Officials said the crisis could elevate to a Stage Three later in the day, which would trigger forced outages. Rolling blackouts would last about an hour in any given area and could affect hundreds of thousands of homes and businesses across the state.
A Stage Two emergency is declared when power reserves fall or are expected to fall below 5 percent. California has never before had a statewide Stage Three emergency, which is declared when reserves fall below 1.5 percent.
The alerts are the latest in a series of problems to bedevil California's deregulated electricity system.
The phased-in deregulation of California's $20 billion electrical power industry was supposed to lower prices by creating greater competition. But demand for electricity has outstripped supply, in part because of a growing population and a booming high-tech economy.
Electricity is also in short supply because energy companies held off building new power plants while deregulation was in the planning stages. In addition, deregulation has forced utilities to sell off their power-generating assets, such as dams and plants, and import electricity from neighboring states, where power demand is high right now because of a cold snap.
Earlier this week, energy companies and state officials asked Californians to delay turning on their Christmas lights until well after nightfall and to keep thermostats set at 68 degrees. After lighting the Christmas tree at the state Capitol, Gov. Gray Davis quickly pulled the plug to conserve energy.
California inspectors have begun surprise inspections of power plants that have closed for repairs to see whether the shutdowns were deliberate attempts to drive up costs.
Shutdowns were part of the reason that one-quarter of the system's capacity was down on Wednesday by 11,000 megawatts, enough to supply 11 million homes. Of that amount, state officials said, 4,000 megawatts were from plant breakdowns.

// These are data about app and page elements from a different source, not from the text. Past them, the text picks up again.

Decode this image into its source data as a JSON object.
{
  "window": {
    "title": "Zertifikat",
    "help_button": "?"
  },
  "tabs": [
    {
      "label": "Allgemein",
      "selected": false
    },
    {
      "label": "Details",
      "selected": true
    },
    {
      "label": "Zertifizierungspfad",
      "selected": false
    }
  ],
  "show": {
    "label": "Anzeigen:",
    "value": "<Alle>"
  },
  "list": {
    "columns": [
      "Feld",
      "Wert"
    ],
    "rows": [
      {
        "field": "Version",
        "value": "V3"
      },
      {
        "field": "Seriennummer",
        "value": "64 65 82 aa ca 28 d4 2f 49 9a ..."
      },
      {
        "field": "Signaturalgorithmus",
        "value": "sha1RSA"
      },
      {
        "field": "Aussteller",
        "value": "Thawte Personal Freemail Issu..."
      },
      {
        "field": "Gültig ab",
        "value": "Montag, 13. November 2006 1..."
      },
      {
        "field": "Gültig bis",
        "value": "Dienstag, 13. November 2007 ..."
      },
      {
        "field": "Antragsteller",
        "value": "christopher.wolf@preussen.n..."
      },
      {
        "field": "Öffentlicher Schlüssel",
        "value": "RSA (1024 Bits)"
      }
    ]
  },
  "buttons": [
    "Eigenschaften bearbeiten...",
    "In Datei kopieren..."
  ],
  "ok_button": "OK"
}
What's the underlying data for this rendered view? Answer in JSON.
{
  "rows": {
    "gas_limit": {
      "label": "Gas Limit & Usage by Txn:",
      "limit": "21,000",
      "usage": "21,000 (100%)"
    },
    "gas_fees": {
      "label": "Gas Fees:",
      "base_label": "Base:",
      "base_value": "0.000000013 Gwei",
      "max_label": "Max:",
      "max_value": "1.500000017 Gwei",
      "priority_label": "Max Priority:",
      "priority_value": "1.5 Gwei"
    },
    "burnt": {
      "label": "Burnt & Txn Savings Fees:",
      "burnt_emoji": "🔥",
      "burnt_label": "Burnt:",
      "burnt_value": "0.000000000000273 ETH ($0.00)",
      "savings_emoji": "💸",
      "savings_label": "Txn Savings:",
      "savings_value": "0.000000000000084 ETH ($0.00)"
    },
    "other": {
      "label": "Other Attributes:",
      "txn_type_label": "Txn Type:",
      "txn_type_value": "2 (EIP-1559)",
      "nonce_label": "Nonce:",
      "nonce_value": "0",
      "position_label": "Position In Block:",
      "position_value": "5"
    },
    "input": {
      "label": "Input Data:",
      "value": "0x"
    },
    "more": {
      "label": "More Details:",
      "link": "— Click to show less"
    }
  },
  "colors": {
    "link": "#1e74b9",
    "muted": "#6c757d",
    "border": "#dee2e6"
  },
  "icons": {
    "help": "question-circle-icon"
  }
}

Copyright © 2019 The Washington Times, LLC. Click here for reprint permission.

The Washington Times Comment Policy

The Washington Times welcomes your comments on Spot.im, our third-party provider. Please read our Comment Policy before commenting.


Click to Read More and View Comments

Click to Hide